EXERCISE PROMPT
Print each entry exactly, all the way through.

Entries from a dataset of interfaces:
════════════════════
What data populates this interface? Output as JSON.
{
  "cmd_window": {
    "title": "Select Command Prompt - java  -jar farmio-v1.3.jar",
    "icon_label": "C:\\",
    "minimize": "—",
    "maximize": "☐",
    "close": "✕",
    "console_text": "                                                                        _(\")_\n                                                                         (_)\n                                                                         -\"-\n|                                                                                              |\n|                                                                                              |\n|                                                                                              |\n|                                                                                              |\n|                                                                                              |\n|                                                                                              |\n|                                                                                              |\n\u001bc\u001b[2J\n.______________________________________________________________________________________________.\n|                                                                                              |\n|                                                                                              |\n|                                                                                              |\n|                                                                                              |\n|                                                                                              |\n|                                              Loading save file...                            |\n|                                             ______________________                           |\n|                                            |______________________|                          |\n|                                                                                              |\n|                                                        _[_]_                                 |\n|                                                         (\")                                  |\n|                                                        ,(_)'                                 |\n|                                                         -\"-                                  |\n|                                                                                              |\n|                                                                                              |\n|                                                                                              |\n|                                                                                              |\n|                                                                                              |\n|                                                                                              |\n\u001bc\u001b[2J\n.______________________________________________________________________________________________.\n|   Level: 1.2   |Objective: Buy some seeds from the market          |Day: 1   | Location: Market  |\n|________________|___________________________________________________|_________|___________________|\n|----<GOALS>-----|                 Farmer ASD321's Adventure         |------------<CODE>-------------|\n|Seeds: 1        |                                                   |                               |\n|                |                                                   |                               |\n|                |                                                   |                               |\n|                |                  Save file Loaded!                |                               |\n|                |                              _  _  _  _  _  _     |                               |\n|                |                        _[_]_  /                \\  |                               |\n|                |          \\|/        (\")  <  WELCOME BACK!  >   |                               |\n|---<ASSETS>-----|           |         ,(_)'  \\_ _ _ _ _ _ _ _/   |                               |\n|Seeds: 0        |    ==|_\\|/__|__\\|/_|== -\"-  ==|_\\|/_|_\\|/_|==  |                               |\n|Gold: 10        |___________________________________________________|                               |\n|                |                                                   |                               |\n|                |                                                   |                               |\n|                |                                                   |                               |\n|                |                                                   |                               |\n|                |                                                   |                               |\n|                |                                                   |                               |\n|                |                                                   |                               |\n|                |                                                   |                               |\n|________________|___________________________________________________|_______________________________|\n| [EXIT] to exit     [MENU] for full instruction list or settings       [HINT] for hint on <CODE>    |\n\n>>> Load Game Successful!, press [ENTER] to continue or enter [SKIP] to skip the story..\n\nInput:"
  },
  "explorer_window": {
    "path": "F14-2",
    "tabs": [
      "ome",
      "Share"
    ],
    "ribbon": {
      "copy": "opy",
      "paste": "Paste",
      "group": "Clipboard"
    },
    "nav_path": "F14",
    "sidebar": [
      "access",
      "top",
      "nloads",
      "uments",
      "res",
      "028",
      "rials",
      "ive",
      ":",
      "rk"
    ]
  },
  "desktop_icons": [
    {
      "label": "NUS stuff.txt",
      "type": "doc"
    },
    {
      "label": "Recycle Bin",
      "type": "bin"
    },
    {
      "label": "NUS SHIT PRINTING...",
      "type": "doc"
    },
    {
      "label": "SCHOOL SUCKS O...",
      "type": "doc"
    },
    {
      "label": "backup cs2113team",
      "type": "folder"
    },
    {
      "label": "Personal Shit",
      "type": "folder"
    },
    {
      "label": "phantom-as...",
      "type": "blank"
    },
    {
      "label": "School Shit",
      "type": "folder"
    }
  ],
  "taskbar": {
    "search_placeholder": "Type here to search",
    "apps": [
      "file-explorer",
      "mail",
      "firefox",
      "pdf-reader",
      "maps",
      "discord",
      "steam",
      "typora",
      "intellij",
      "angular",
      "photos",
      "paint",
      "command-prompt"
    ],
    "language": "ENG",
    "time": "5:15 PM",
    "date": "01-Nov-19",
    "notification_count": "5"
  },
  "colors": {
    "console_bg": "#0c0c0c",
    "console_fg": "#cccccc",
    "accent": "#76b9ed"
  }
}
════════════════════
RESPONSE TO THE EXERCISE
What data populates this interface? Output as JSON.
{
  "cmd_window": {
    "title": "Select Command Prompt - java  -jar farmio-v1.3.jar",
    "icon_label": "C:\\",
    "minimize": "—",
    "maximize": "☐",
    "close": "✕",
    "console_text": "                                                                        _(\")_\n                                                                         (_)\n                                                                         -\"-\n|                                                                                              |\n|                                                                                              |\n|                                                                                              |\n|                                                                                              |\n|                                                                                              |\n|                                                                                              |\n|                                                                                              |\n\u001bc\u001b[2J\n.______________________________________________________________________________________________.\n|                                                                                              |\n|                                                                                              |\n|                                                                                              |\n|                                                                                              |\n|                                                                                              |\n|                                              Loading save file...                            |\n|                                             ______________________                           |\n|                                            |______________________|                          |\n|                                                                                              |\n|                                                        _[_]_                                 |\n|                                                         (\")                                  |\n|                                                        ,(_)'                                 |\n|                                                         -\"-                                  |\n|                                                                                              |\n|                                                                                              |\n|                                                                                              |\n|                                                                                              |\n|                                                                                              |\n|                                                                                              |\n\u001bc\u001b[2J\n.______________________________________________________________________________________________.\n|   Level: 1.2   |Objective: Buy some seeds from the market          |Day: 1   | Location: Market  |\n|________________|___________________________________________________|_________|___________________|\n|----<GOALS>-----|                 Farmer ASD321's Adventure         |------------<CODE>-------------|\n|Seeds: 1        |                                                   |                               |\n|                |                                                   |                               |\n|                |                                                   |                               |\n|                |                  Save file Loaded!                |                               |\n|                |                              _  _  _  _  _  _     |                               |\n|                |                        _[_]_  /                \\  |                               |\n|                |          \\|/        (\")  <  WELCOME BACK!  >   |                               |\n|---<ASSETS>-----|           |         ,(_)'  \\_ _ _ _ _ _ _ _/   |                               |\n|Seeds: 0        |    ==|_\\|/__|__\\|/_|== -\"-  ==|_\\|/_|_\\|/_|==  |                               |\n|Gold: 10        |___________________________________________________|                               |\n|                |                                                   |                               |\n|                |                                                   |                               |\n|                |                                                   |                               |\n|                |                                                   |                               |\n|                |                                                   |                               |\n|                |                                                   |                               |\n|                |                                                   |                               |\n|                |                                                   |                               |\n|________________|___________________________________________________|_______________________________|\n| [EXIT] to exit     [MENU] for full instruction list or settings       [HINT] for hint on <CODE>    |\n\n>>> Load Game Successful!, press [ENTER] to continue or enter [SKIP] to skip the story..\n\nInput:"
  },
  "explorer_window": {
    "path": "F14-2",
    "tabs": [
      "ome",
      "Share"
    ],
    "ribbon": {
      "copy": "opy",
      "paste": "Paste",
      "group": "Clipboard"
    },
    "nav_path": "F14",
    "sidebar": [
      "access",
      "top",
      "nloads",
      "uments",
      "res",
      "028",
      "rials",
      "ive",
      ":",
      "rk"
    ]
  },
  "desktop_icons": [
    {
      "label": "NUS stuff.txt",
      "type": "doc"
    },
    {
      "label": "Recycle Bin",
      "type": "bin"
    },
    {
      "label": "NUS SHIT PRINTING...",
      "type": "doc"
    },
    {
      "label": "SCHOOL SUCKS O...",
      "type": "doc"
    },
    {
      "label": "backup cs2113team",
      "type": "folder"
    },
    {
      "label": "Personal Shit",
      "type": "folder"
    },
    {
      "label": "phantom-as...",
      "type": "blank"
    },
    {
      "label": "School Shit",
      "type": "folder"
    }
  ],
  "taskbar": {
    "search_placeholder": "Type here to search",
    "apps": [
      "file-explorer",
      "mail",
      "firefox",
      "pdf-reader",
      "maps",
      "discord",
      "steam",
      "typora",
      "intellij",
      "angular",
      "photos",
      "paint",
      "command-prompt"
    ],
    "language": "ENG",
    "time": "5:15 PM",
    "date": "01-Nov-19",
    "notification_count": "5"
  },
  "colors": {
    "console_bg": "#0c0c0c",
    "console_fg": "#cccccc",
    "accent": "#76b9ed"
  }
}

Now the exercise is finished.